→ Recorded information:
↓↓↓

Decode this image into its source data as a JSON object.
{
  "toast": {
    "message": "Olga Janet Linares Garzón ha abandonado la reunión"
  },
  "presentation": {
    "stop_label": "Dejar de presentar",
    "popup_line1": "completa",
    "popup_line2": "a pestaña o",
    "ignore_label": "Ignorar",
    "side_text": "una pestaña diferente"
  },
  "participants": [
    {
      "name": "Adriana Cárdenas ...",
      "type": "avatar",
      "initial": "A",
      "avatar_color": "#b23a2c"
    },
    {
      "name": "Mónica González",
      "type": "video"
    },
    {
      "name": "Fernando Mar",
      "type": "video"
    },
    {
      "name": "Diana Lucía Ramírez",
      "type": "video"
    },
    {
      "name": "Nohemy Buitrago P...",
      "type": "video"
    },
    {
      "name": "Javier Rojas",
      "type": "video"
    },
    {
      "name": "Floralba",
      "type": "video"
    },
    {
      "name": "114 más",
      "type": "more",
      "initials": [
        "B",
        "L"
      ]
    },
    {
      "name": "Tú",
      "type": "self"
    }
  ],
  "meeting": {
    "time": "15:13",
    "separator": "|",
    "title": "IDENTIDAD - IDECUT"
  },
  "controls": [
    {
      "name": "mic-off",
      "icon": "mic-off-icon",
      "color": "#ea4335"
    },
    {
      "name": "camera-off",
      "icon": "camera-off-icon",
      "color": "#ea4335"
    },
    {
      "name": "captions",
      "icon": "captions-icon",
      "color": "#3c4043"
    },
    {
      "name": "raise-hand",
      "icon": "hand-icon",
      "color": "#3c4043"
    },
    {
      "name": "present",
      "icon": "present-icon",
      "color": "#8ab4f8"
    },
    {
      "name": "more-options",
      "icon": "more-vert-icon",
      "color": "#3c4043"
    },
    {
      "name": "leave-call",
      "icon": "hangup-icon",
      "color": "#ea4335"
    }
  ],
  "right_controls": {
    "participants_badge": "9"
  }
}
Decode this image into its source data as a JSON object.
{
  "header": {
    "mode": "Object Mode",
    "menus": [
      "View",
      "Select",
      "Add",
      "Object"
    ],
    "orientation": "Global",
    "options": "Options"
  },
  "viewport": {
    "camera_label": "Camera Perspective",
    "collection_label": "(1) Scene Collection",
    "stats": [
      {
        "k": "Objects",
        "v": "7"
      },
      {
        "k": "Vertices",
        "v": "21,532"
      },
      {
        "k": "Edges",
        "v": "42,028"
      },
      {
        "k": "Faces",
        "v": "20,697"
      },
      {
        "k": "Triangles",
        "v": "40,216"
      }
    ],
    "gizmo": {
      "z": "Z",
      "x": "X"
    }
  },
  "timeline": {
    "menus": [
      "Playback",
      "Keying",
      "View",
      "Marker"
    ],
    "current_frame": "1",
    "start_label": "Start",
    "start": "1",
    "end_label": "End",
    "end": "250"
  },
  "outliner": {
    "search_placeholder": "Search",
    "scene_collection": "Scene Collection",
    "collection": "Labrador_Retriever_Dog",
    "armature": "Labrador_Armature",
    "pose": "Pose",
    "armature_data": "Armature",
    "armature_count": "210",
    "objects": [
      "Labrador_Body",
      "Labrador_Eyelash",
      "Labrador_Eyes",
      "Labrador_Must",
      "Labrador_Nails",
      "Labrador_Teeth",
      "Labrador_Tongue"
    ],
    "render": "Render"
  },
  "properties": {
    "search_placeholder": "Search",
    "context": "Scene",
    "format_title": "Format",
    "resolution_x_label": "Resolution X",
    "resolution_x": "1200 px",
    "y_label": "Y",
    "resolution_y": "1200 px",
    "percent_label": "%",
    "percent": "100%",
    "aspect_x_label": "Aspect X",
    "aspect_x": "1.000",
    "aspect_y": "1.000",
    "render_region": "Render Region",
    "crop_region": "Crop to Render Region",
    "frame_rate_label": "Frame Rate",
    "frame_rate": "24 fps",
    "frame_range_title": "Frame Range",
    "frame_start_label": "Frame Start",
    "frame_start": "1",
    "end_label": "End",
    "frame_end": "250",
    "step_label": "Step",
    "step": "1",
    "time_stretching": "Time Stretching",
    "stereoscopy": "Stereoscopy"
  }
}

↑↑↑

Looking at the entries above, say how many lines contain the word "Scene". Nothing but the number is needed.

→ Answer area:
3